Neither conditions can be cured or treated with diuretics or medicine. It will only become more severe. There’s no way to completely stop it. So, no, I will not be completely healthy in this regard, regardless of what I do. I can only hope to delay it from advancing to a more severe stage. It already affects my mobility right now, so I just do the best I can and go from there.
Bruising is common, and these conditions can worsen with activity and warm weather. Vigorous exercise—especially without compression stockings—will exacerbate the problem and make things worse. So, as you can see, these are tricky conditions that become progressively worse. The best hope is to try and manage them as best as possible. I know this is a lot of info, but there’s a lack of knowledge about these conditions, and it’s important (at least for me and others suffering from these conditions) that people are educated and don’t make assumptions or think it’s simply, “Well, lose weight and exercise more.” Nope! If it were only that simple! I can get down to a size 1 and I’d still have it. That’s why one physician I read called it a “rare and devastating disease,” with the psycho-social aspects particularly hard for patients.
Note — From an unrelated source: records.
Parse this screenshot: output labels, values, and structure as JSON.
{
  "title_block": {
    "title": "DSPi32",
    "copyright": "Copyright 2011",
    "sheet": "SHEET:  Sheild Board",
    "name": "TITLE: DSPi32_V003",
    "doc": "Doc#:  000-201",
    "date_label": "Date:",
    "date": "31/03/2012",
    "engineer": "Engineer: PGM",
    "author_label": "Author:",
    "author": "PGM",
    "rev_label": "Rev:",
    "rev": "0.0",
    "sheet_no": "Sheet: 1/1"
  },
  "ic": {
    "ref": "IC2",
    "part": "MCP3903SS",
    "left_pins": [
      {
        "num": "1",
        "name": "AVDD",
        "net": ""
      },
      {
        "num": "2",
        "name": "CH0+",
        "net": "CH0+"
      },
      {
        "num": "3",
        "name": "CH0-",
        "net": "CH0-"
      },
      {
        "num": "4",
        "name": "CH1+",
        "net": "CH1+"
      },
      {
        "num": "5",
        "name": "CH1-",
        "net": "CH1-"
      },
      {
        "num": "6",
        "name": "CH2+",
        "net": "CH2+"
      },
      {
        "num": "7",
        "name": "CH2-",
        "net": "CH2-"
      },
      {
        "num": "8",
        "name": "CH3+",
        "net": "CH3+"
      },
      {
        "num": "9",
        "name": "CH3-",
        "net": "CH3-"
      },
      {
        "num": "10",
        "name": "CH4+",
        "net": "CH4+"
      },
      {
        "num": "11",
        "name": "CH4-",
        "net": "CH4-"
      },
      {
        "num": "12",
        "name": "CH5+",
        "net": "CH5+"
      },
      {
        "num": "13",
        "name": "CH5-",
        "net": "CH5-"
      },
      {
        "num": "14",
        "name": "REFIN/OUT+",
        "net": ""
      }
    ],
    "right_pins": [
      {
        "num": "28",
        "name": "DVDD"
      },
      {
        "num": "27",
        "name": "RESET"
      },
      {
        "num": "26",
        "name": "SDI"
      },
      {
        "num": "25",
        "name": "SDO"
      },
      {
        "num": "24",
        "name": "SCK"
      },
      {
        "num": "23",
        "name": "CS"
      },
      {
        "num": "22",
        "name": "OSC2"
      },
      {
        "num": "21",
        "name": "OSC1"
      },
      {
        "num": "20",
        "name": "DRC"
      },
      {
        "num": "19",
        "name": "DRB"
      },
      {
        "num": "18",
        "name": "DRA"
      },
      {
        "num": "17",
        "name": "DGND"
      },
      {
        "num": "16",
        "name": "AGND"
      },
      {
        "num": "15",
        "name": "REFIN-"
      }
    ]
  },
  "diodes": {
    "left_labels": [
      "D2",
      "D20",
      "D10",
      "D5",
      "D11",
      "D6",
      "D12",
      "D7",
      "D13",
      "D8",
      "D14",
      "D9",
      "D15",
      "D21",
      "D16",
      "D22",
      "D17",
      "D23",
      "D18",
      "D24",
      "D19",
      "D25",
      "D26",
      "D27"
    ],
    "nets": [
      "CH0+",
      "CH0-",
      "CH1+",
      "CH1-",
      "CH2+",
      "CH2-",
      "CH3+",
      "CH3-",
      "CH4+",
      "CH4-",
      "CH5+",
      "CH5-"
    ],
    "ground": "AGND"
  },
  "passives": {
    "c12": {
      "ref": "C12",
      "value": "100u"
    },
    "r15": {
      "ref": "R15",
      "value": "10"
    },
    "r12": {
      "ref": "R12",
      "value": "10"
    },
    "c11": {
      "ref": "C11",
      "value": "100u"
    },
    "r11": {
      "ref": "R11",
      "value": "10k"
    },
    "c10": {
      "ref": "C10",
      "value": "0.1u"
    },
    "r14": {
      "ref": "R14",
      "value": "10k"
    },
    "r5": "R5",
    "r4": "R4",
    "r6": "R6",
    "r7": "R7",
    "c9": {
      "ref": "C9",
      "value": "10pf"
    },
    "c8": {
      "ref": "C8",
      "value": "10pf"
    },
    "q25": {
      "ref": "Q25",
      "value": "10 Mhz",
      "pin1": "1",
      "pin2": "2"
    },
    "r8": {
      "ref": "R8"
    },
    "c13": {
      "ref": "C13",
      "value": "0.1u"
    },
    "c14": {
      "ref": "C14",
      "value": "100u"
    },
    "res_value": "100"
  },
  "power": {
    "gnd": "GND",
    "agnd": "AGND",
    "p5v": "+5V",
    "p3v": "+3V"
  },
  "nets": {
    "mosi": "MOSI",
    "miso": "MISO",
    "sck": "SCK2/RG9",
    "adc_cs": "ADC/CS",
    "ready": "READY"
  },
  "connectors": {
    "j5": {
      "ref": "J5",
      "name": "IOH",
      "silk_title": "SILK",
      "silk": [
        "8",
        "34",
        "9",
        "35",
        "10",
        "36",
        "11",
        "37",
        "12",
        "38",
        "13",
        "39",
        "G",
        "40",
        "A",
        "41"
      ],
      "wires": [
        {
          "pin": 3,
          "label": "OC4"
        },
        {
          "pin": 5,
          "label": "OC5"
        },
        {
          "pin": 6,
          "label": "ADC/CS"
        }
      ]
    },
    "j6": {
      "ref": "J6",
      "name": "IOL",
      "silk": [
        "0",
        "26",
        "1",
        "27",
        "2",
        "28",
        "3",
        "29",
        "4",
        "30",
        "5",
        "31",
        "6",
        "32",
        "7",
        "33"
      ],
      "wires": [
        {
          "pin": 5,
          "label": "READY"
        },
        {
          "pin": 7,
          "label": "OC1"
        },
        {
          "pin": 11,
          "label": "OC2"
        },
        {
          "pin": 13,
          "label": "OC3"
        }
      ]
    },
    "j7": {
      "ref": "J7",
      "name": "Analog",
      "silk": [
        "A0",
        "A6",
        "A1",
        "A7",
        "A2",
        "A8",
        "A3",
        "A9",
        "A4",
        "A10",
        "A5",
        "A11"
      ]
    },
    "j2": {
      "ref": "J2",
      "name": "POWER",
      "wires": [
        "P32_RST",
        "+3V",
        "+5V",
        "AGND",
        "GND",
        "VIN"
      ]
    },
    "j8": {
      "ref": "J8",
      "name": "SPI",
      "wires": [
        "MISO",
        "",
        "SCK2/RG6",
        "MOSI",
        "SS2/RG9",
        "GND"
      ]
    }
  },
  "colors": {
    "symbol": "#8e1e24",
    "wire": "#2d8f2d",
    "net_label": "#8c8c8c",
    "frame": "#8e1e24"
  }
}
I was recently diagnosed, but I’m already having issues with it. Having understanding and supportive friends—such as yourself—makes a huge difference for patients dealing with lipedema/lymphedema.
As I said, doctors and researchers don’t know what causes it, but they believe it’s genetic (hereditary) and also hormonal. It cannot be cured, and it’s the same for lymphedema. Both affect your mobility and can result, in severe cases, in being wheelchair-bound or, in the extreme case, amputation of the legs. Because I’ve been pro-active in getting a diagnosis and treatment, I don’t expect the latter two to happen. The person affected must follow meticulous treatment. It’s not something that can be ignored, because you cannot reverse it; it can only get worse. About 11% of women have lipedema, and rarely do men get it (only 2, I believe, from the articles I read from Dr Karen Herbst, who is a doctor in Arizona and an expert in this field). It’s classified as a rare disease, as I mentioned before. For men, almost unheard of!
Paul, sorry I hijacked the thread, but I needed to write this up for my page and my blogs anyway. Might as well explain quite a bit of it now! Thanks for asking, Mari. I went way beyond what you asked, but now you know the gist of it all.”